- How much CFM does the furnace suppose to provide? Air flow tests should be conducted to measure the air flow at the supply plenum. The CFM can be found by looking up the model and serial number of that equipment. Example: A 3 ton air handler should be approx 1850 CFM. If a measurement was taken at the supply plenum and it has 1500 CFM, of course that maybe not enough. Or if the air handler is pushing 2000 CFM but we only measure 1600 CFM this relates to static pressure. This means the duct system is to small perhaps. The plenum is getting back pressure causing some air flow to reverse itself.
- What is the temperature difference between the air supply plenum and return plenum? Heating and cooling. This is important to know these temperatures.
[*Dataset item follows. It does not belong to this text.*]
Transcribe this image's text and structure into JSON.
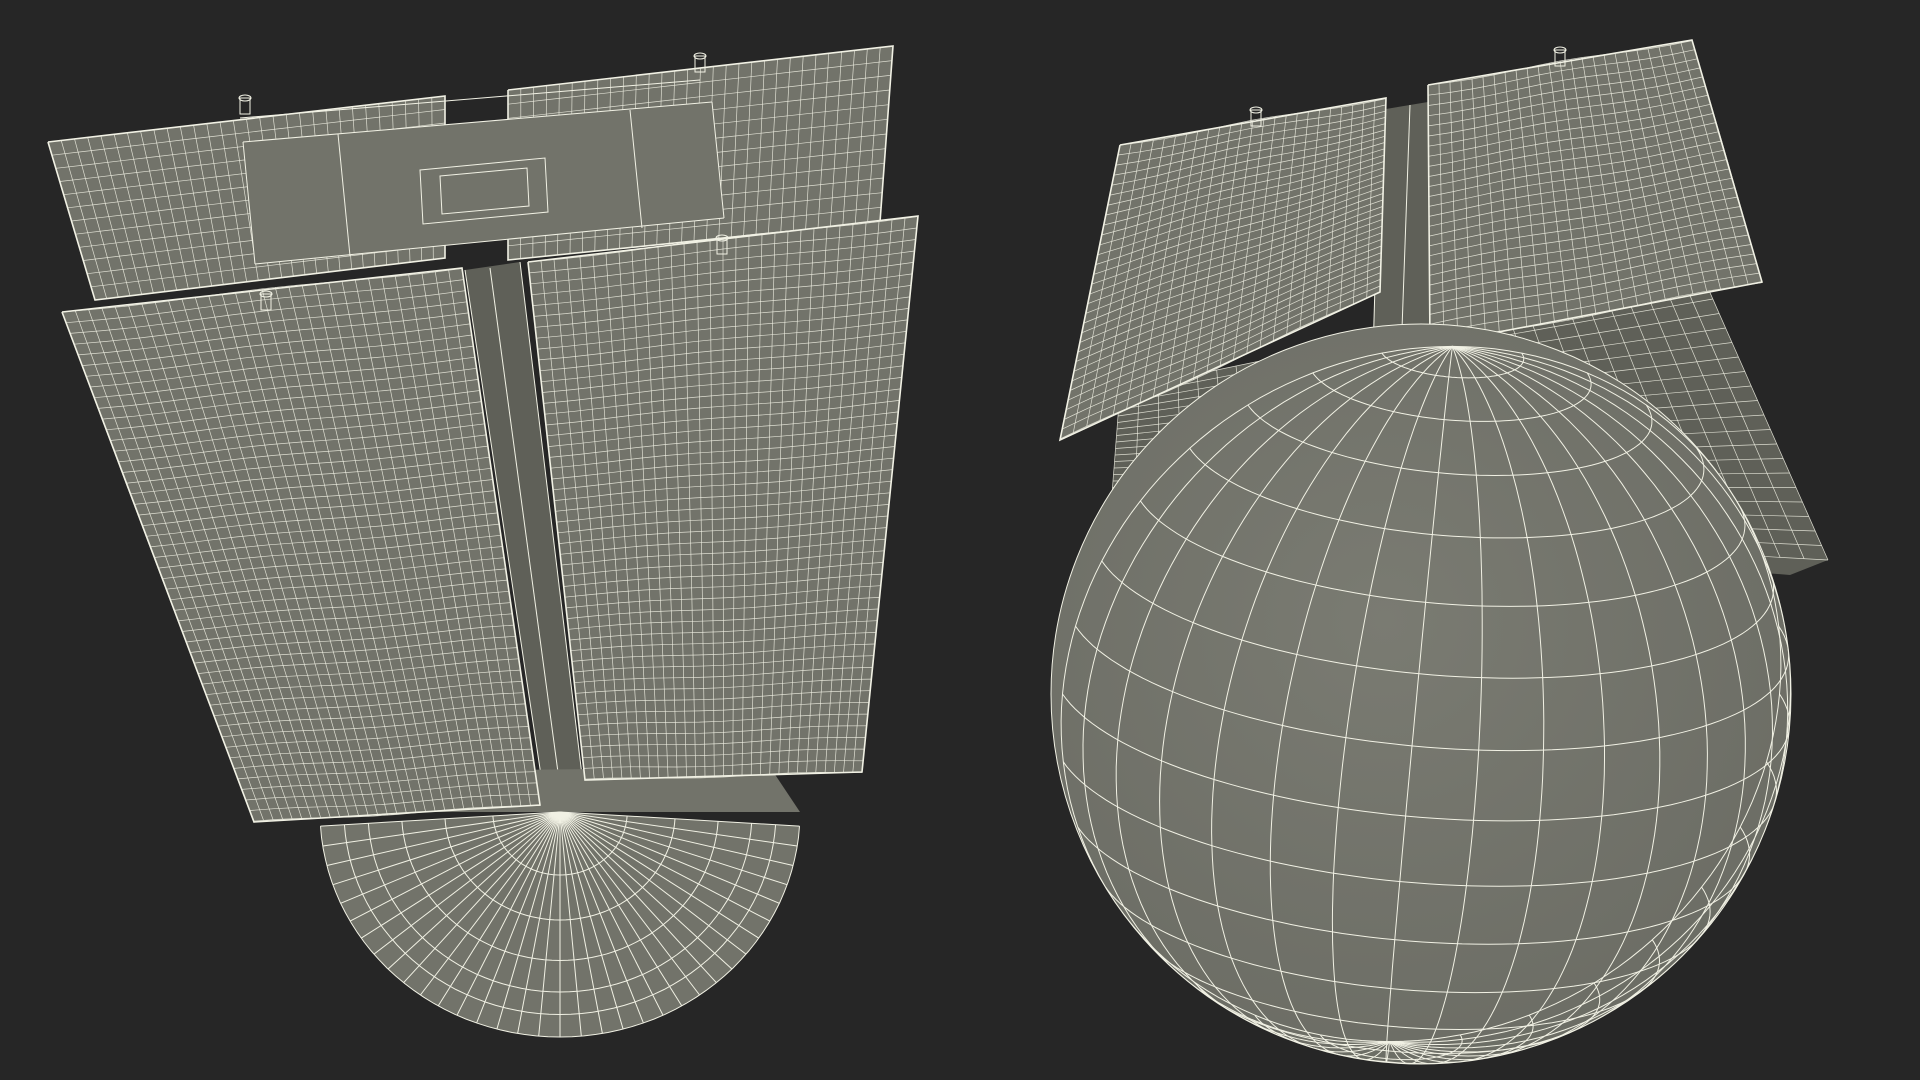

- All windows and exterior doors should be scanned with thermal imaging equipment. You nay be surprised to see leaks around windows and doors while the home is under standard operating negative pressure. In many cases leaks are common at bottom of exterior walls near floor.
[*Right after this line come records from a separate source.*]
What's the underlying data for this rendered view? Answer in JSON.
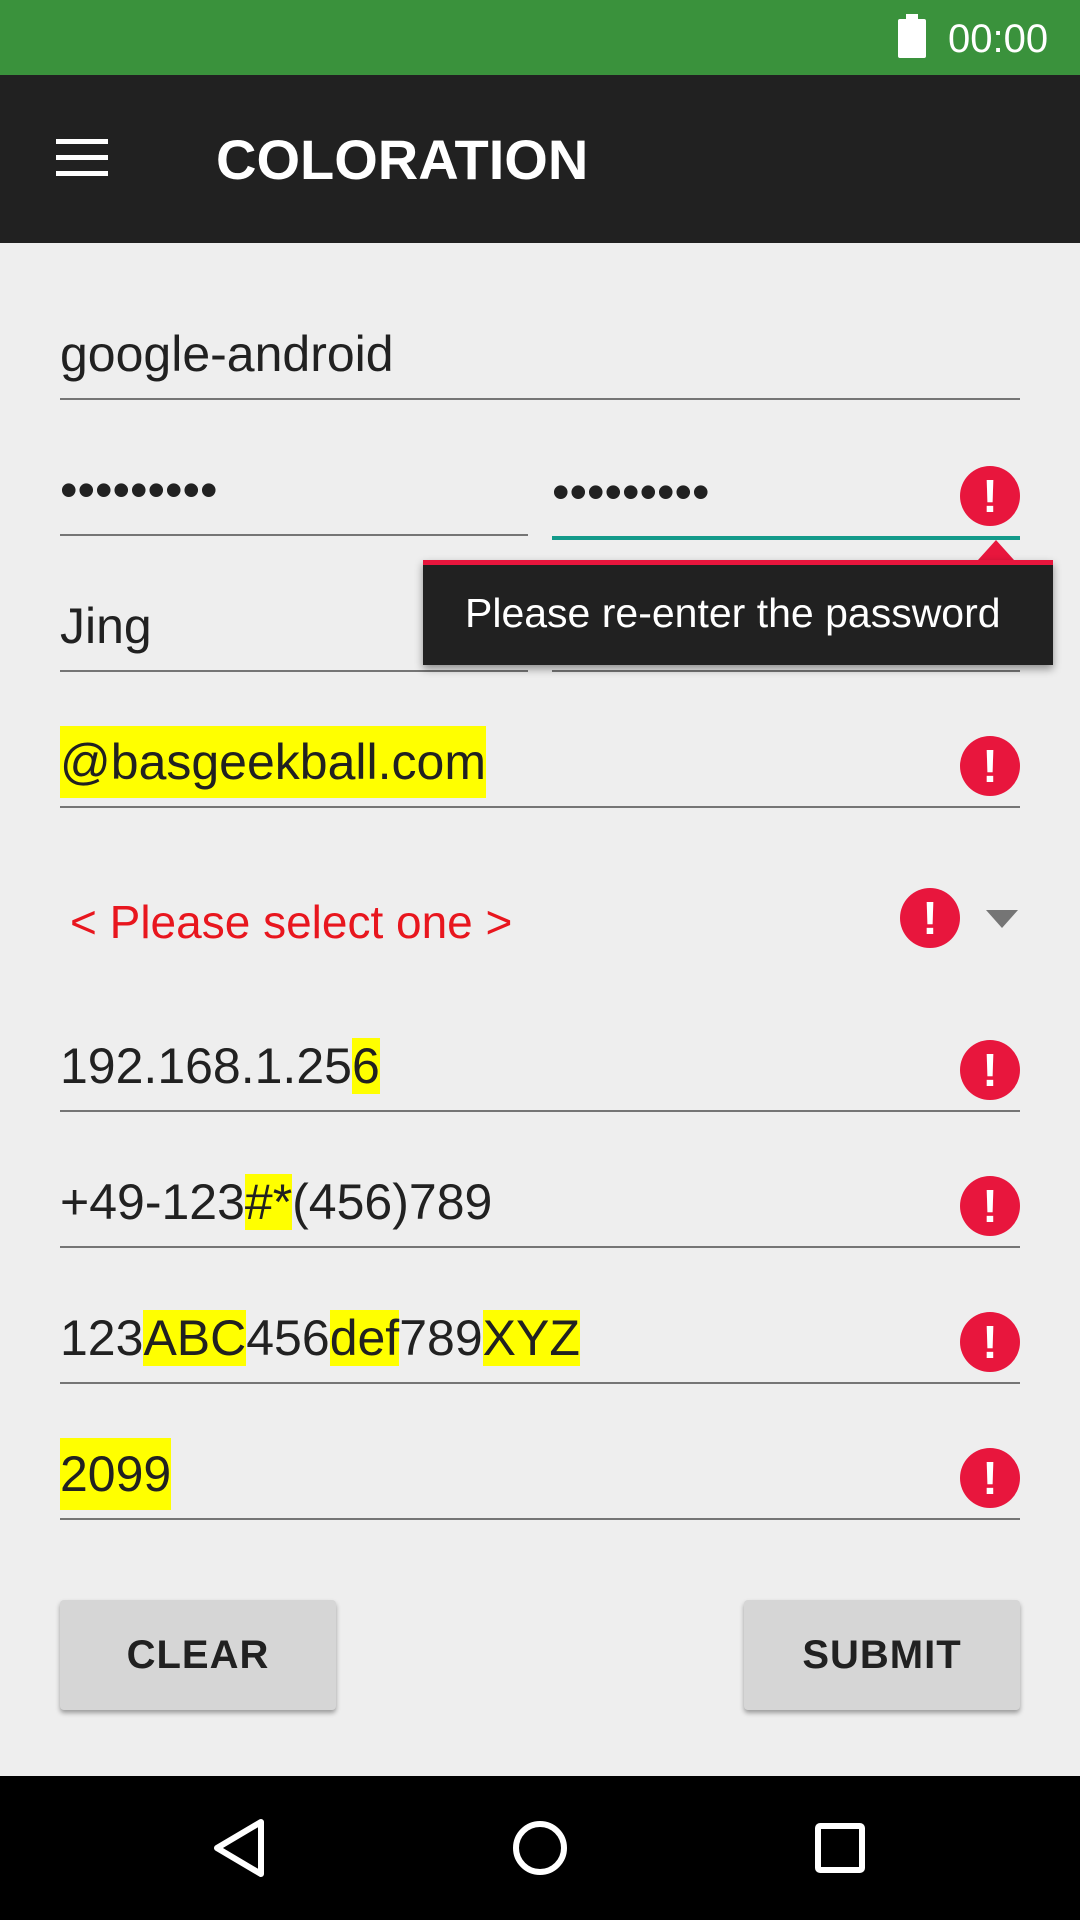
{
  "status_bar": {
    "time": "00:00",
    "icons": [
      "battery-icon"
    ]
  },
  "toolbar": {
    "title": "COLORATION",
    "menu_icon": "hamburger-menu-icon"
  },
  "form": {
    "username": "google-android",
    "password": "•••••••••",
    "password_confirm": "•••••••••",
    "first_name": "Jing",
    "email": "@basgeekball.com",
    "spinner_text": "< Please select one >",
    "ip_normal": "192.168.1.25",
    "ip_error": "6",
    "phone": {
      "a": "+49-123",
      "b": "#*",
      "c": "(456)789"
    },
    "alnum": {
      "a": "123",
      "b": "ABC",
      "c": "456",
      "d": "def",
      "e": "789",
      "f": "XYZ"
    },
    "year": "2099",
    "error_symbol": "!"
  },
  "tooltip": {
    "text": "Please re-enter the password"
  },
  "buttons": {
    "clear": "CLEAR",
    "submit": "SUBMIT"
  },
  "colors": {
    "status_bar": "#3a923c",
    "toolbar": "#212121",
    "error": "#e8163d",
    "highlight": "#ffff00",
    "focus_line": "#139a8a",
    "spinner_text": "#e8161e"
  }
}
- If there is a crawl space the auditor should look for penetrations "holes" in the sub floor where any plumbing or electrical wiring is installed. If holes are present they should be air sealed.
- If there is an electric air handler, amp draws should be taken then compared to specs of the manufacture. If it is a gas air handler "furnace" the auditor should use a combustion analyzer to measure the CO at flue and if possible heat exchanger. This will provide a set of numbers of how efficient or non efficient the furnace is.
- The home should be placed under normal operating pressure by turning on all exhaust fans. The auditor should then use a manometer to measure for positive or negative pressures. While all exhaust fans on the air handler should be turned on and again measure the pressures. While all exhaust fans on and air handler each bedroom door should be opened and closed while taking the readings with a manometer. The auditor will discover how each room will affect the pressures of the home. Some rooms maybe more or less leaky than others. In many cases I have found bedrooms to be a major issue with heating or cooling the home.
- Last, go to the electrical panel. Remove cover. Be extra careful during this procedure. Turn on all electrical in the home. Using an amp probe take amp readings per breaker if possible. Make a list of which breakers and how much amps they are using. Then turn all electrical off per room at each room not at the breaker panel. Then take another test by checking amps again. You may find large amounts of electricity being used when everything is suppose to be off.
By conducting this type of audit we find to be far more efficient than just a blower door test. A professional energy audit should cover everything we have explained. You need facts and data to move forward. Such as, what part of your house / business is utilizing the most energy? And why? You could install all the insulation in the world and it may not make a difference. If the HVAC duct system is to small or over sized why would you change out all your windows? Or insulate? First determine if you have enough insulation, then if the duct system is in good condition with proper air flow.
Health & Safety: Many many times we have gone into homes to test pressures, test flue drafts and inspect electrical. Many spray foam contractors all over the USA sell spray foam to home owners to help reduce energy usage. Great stuff and works very well. However most of these contractors DO NOT test homes for pressures after the job is complete. These contractors and the product do a great job on sealing up the home. Under floor in crawl spaces, attics, etc. However with the smallest exhaust fan on it will create a back draft in a gas flue if the building envelop is to tight. Flues are suppose to have a -3 or greater pascals pressure to vent out CO. With exhaust fans running, "bathroom", "cooking stove", "hot water heater", gas cloths drier" and "furnace" they need very good ventilation. With all these fans on at the same time it could create a large negative pressure inside the home and not the flue.
Gas Fired Equipment: If the home has a large negative pressure then most of the CO will not vent to outside. It will be present in the home. In some cases if your HVAC duct work is located on the outside of the building envelope "attic or crawl space" "home" it may cause a greater negative pressure depending on which side is leaking. Example: if the duct system is located inside the building envelope "basement" and the return side is more leaky than the supply side, this creates a positive pressure. However if the return is on the outside of the building envelope "attic" then it would be reversed, negative pressure.